I regularly use photopolymer sheet to make my own textures for using with metal clay. it is available in a number of thicknesses and also with either a plastic or metal backing. I have a slight preference for the metal backed version although it is easy to cut the plastic backed version yourself with scissors and the plastic backed version is also flexible.
To make your own you need a UV light source, photopolymer sheets, line drawings printed onto transparent sheet a small clip frame i.e.. glass, backing and a bit of white card and some metal spring clips, a soft nail brush (you can buy a specialist sponge for washing the plates). Check that it fits inside the light box before you start.
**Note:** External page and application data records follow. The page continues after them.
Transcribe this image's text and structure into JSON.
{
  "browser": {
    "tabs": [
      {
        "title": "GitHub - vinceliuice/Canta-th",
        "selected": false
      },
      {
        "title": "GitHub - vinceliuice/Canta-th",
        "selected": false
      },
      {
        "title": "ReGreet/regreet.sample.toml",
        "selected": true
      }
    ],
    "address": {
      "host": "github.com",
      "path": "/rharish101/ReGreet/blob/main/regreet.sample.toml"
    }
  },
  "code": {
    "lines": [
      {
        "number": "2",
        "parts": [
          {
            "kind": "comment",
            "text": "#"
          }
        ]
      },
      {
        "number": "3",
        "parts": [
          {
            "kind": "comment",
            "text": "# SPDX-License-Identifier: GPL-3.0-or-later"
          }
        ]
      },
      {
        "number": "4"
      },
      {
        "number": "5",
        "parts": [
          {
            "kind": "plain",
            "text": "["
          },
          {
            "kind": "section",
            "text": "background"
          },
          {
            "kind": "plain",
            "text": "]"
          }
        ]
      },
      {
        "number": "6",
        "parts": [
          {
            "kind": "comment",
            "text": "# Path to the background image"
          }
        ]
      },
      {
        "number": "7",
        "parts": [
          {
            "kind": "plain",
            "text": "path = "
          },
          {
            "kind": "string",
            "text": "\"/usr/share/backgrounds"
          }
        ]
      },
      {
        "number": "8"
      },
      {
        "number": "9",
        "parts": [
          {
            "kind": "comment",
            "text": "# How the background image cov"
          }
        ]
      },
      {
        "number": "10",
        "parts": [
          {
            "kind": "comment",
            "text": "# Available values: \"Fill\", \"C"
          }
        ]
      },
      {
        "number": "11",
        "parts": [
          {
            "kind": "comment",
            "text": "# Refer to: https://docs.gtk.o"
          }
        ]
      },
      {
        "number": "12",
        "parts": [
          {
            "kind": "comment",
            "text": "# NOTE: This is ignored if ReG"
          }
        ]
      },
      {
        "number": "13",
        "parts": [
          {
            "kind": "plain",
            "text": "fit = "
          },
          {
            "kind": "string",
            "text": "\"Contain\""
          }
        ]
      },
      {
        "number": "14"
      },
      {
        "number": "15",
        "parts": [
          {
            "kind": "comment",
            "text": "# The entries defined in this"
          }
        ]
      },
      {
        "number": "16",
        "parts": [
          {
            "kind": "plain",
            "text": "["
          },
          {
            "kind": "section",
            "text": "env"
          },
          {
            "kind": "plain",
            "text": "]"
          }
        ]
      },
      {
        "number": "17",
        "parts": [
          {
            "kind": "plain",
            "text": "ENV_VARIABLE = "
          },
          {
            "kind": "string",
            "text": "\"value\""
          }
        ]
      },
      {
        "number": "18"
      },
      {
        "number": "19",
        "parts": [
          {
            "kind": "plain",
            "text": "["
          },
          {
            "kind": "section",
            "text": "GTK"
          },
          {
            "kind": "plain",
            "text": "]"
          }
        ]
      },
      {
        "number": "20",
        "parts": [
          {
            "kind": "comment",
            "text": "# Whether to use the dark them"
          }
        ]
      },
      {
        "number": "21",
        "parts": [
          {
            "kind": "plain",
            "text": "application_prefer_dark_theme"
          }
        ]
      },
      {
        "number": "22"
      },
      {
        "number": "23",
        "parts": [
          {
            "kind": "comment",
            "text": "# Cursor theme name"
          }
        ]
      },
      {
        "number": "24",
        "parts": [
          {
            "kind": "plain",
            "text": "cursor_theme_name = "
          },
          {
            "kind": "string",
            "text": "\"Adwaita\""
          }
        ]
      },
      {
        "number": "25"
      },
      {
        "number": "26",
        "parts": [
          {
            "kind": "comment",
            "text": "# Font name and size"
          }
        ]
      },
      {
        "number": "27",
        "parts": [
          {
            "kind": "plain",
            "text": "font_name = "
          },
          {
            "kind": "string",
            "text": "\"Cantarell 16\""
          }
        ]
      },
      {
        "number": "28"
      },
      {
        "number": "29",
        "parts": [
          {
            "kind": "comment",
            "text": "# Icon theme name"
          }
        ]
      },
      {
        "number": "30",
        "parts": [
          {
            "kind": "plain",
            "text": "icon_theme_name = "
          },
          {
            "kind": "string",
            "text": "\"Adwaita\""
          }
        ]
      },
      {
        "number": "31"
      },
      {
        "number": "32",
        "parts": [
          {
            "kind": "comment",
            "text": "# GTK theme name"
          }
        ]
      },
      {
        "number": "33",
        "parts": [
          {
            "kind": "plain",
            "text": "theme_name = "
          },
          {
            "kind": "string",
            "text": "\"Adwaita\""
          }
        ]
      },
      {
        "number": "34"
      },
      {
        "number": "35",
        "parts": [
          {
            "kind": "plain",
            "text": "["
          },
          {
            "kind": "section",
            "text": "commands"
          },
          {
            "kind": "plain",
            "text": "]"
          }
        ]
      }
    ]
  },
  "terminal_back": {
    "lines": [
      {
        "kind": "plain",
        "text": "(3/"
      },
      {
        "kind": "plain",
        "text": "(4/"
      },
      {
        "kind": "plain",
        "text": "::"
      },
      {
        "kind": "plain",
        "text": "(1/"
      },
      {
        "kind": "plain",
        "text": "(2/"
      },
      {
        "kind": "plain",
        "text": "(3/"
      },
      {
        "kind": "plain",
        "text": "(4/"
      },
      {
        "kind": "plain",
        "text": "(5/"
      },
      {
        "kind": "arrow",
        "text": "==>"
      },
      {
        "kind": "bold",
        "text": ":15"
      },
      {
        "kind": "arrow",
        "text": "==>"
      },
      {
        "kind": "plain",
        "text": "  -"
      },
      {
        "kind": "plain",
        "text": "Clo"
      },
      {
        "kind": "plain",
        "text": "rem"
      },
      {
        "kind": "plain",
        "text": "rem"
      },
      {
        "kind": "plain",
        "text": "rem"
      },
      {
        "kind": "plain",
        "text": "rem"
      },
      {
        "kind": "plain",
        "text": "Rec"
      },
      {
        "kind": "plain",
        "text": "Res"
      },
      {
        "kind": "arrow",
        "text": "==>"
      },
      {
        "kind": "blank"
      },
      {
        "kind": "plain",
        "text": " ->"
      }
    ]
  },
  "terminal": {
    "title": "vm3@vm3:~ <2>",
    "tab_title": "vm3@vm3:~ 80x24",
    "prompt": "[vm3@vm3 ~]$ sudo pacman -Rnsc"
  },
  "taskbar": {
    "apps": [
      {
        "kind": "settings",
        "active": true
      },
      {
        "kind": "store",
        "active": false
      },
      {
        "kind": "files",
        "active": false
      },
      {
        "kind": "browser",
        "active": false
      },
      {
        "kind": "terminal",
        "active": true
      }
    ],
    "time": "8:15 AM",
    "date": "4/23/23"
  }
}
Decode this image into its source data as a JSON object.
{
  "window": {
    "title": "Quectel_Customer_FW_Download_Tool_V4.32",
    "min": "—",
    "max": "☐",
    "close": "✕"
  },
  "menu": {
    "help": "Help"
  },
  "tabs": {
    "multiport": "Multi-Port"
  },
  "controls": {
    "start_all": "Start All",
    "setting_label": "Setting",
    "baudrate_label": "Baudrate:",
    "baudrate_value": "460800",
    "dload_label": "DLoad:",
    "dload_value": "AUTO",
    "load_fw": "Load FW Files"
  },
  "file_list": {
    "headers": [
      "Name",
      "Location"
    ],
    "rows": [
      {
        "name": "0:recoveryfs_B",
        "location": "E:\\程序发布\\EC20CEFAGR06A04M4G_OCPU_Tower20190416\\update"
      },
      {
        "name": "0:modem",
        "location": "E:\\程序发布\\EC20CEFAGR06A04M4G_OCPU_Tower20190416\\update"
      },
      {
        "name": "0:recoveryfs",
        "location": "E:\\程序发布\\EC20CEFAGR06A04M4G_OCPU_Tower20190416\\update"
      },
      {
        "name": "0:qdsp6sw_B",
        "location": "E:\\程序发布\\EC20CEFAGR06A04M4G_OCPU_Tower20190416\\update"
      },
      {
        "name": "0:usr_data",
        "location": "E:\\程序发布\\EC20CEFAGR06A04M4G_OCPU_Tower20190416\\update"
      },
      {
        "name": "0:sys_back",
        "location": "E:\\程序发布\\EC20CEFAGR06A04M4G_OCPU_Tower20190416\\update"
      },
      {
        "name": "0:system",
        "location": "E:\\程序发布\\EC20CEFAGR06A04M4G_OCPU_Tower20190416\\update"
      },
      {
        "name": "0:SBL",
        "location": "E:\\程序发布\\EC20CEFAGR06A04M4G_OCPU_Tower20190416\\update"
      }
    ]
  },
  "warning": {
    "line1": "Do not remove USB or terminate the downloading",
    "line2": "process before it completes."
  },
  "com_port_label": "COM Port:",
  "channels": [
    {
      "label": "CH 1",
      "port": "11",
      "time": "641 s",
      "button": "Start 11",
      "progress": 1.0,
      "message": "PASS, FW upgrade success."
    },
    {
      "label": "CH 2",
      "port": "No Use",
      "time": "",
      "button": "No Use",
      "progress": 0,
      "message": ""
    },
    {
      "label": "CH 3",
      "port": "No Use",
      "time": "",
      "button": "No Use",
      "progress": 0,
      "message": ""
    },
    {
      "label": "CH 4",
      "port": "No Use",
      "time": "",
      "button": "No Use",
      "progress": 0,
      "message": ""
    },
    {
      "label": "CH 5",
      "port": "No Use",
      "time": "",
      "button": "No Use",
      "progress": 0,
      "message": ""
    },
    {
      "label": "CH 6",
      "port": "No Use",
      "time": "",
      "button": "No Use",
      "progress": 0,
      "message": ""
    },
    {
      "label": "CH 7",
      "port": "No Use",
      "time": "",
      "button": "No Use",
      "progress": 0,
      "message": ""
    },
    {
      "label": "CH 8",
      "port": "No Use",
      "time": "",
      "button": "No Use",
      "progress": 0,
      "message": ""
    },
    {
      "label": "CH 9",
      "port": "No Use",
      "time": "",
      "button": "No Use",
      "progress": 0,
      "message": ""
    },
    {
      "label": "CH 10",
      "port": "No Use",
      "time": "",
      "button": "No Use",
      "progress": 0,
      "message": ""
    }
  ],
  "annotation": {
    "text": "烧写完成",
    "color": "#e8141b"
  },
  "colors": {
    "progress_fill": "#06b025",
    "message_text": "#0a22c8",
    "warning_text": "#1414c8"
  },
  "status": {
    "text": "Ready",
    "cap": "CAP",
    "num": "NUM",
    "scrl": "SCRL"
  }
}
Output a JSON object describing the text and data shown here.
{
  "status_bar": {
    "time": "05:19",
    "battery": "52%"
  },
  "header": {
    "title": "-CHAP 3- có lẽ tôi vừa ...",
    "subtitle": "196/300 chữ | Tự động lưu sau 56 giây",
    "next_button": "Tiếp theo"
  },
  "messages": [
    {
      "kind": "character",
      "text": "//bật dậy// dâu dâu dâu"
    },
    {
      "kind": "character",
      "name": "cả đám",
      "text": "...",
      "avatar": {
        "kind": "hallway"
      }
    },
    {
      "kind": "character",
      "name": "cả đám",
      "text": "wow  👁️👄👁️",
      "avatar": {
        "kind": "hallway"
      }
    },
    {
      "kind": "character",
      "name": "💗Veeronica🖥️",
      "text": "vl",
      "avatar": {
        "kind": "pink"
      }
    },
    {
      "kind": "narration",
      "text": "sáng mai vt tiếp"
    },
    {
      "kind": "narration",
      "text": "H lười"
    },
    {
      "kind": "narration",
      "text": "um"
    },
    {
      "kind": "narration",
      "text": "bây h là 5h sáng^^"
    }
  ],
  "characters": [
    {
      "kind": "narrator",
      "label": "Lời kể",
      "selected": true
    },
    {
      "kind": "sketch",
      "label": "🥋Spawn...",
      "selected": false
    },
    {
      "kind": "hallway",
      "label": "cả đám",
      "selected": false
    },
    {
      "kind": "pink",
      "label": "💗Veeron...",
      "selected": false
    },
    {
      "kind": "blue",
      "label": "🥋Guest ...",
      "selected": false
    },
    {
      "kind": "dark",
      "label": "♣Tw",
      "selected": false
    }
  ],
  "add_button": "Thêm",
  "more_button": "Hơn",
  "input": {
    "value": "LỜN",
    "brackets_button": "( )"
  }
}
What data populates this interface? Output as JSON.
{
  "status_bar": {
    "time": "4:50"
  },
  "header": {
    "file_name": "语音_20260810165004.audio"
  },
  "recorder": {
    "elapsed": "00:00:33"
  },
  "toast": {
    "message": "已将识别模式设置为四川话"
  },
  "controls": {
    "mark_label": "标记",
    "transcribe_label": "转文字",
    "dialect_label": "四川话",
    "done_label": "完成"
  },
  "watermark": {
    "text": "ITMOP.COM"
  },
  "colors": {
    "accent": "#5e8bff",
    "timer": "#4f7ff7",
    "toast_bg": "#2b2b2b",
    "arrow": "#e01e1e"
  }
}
I begin by printing two copies of my line drawings onto overhead projector sheet and then very carefully tape the two layers together to make a double thickness transparency with quite dense lines. Make sure you line the layers up really carefully.
Unwrap your piece of light sensitive photopolymer sheet and remove the thin protective layer (wrap any unused sheet back up in black plastic straight away). Place the transparency onto the photopolymer sheet and put it on a small sheet of white card on top of the back board of a clip frame. Place the glass on top and clip the layers together so they are held firmly against each other. Remember that the black areas and lines are the areas that are washed away and if you are using text you will want the finished plate to have the text in reverse.
Place it in the UV box and switch on – you may want to do a test piece first by covering most of the sandwich with a card and drawing it out a little every five seconds, so that you have even segments of your test piece with different exposures. Then when you wash, dry and finish the plate you will know the best exposure time for your set up. I know that mine works best with an exposure around 25 seconds. Set a timer so that you know you are making consistent exposures.
Do NOT look into the UV light – I simply stuck my camera into the opening without looking so you could see what the box looks like inside. Mine is a UV nail box but you can purchase a professional version if you really like using this technique.
Once the exposure has been completed take the photopolymer sheet out of the stack and wash it gently in hot water. I use a very soft natural bristle nail brush but you can get a special sponge from most photopolymer suppliers. Be careful not to over wash your plate at this stage. It will be tacky so dry it thoroughly either with a hair dryer or in a dehydrator. You can wash it right down to the backing plate but I generally prefer not to.
Then re-expose your plate in the UV light box without the glass this time. I usually give mine a minute. This sets the areas that weren’t exposed the first time.
Here is my finished plate together with the negative and original drawing.
Remember to lightly brush olive oil or release agent over your sheet before each use and I keep them wrapped in acid free lightly oiled tissue paper in a box when not being used. If clay does accidentally stuck into your plate you can give the plate a gentle wash and dry to clean it up. I hope you enjoy creating your own unique texture plates – they can of course be used for printmaking too!